As the herbarium’s collections manager Anna Stalter explained, Bailey left his extensive herbarium and book collection to Cornell which explains why a third of the specimens are cultivated plants. This makes it interesting horticulturally and associated materials increase its value. Bailey collected seed and plant catalogues from the late nineteenth century through the first half of the twentieth. The herbarium librarian Peter Fraissinet pulled out a selection that were fascinating historical documents. He also showed me an extensive card catalogue maintained for almost 60 years by Bailey’s daughter and assistant Ethel Zoe Bailey. There was a card for each plant variety, noting the catalogue and years it was offered. Researchers interested in heirloom plants and plant lineages still consult it.   Fraissinet also showed me some rare volumes Bailey had collected, including the oldest book in the library, an Italian translation from 1575 of Nicolas Monardes’s work on Mexican plants that includes the first known image of tobacco (see figure below). I’ve read about this treasure, but it was a thrill to see it as well as a German translation of Pietro Matthioli’s commentaries from 1678.

4a Tobacco from Monardes

Tobacco plant pictured in Monardes’s 16th-century work on Mexican plants. Bailey Hortorium Library, Cornell University

Obviously one day was not enough time to even glance at most Cornell botanical treasures, but I did get to see a few of the massive palm pods Bailey collected and was also introduced to a totally different aspect of botany at the Cornell herbarium, its plant anatomy slide collection. Curator Kevin Nixon and senior research associate Maria Gandolfo are heading the NSF-funded project called CUPAC: Cornell University Plant Anatomy Collection. The goal is to digitize the information on 200,000 slides and to image a significant portion of them, at least one from each set of serial sections, often using more than one power of magnification. They also hope to include slides from other institutions’ collections as a way to preserve and make broadly accessible a valuable research tool for future botanists. There are already many images available on their website, and in the future they hope to link the records to the relevant literature. So this is yet another government-funded digital asset available to all researchers, and also I might add, to artists as well since many of the images are stunning and include not only slides but peels of fossil plant structures.
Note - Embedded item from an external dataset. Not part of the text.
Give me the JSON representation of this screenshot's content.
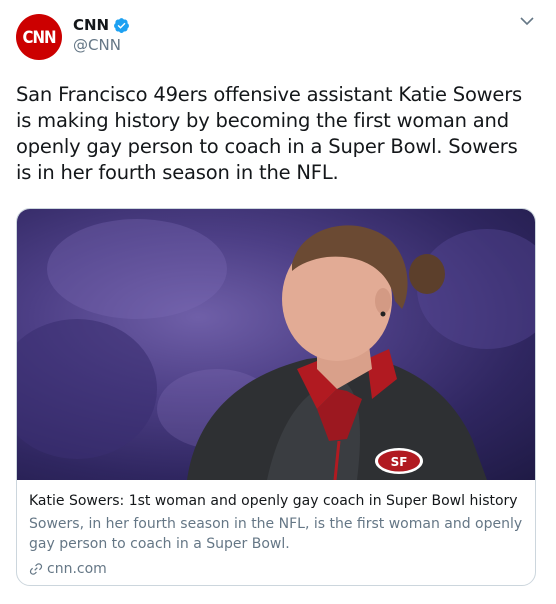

When I left the herbarium I walked through the Cornell Botanic Gardens where living collections complement the horticultural specimens in the herbarium. It’s wonderful to have the two resources so close to each other. And close by is the plant pathology herbarium, still another treasure, but one I had to leave for the future. As my father always said on road trips: “You have to leave something for next time.” On this trip, I had seen a lot, from living plant collections, to personal collections representing place (see post), to herbaria, and the digital future (see 1, 2). I can’t wait to get on the road again.


Dorf, P. (1956). Liberty Hyde Bailey: An Informal Biography. Ithaca, NY: Cornell University Press.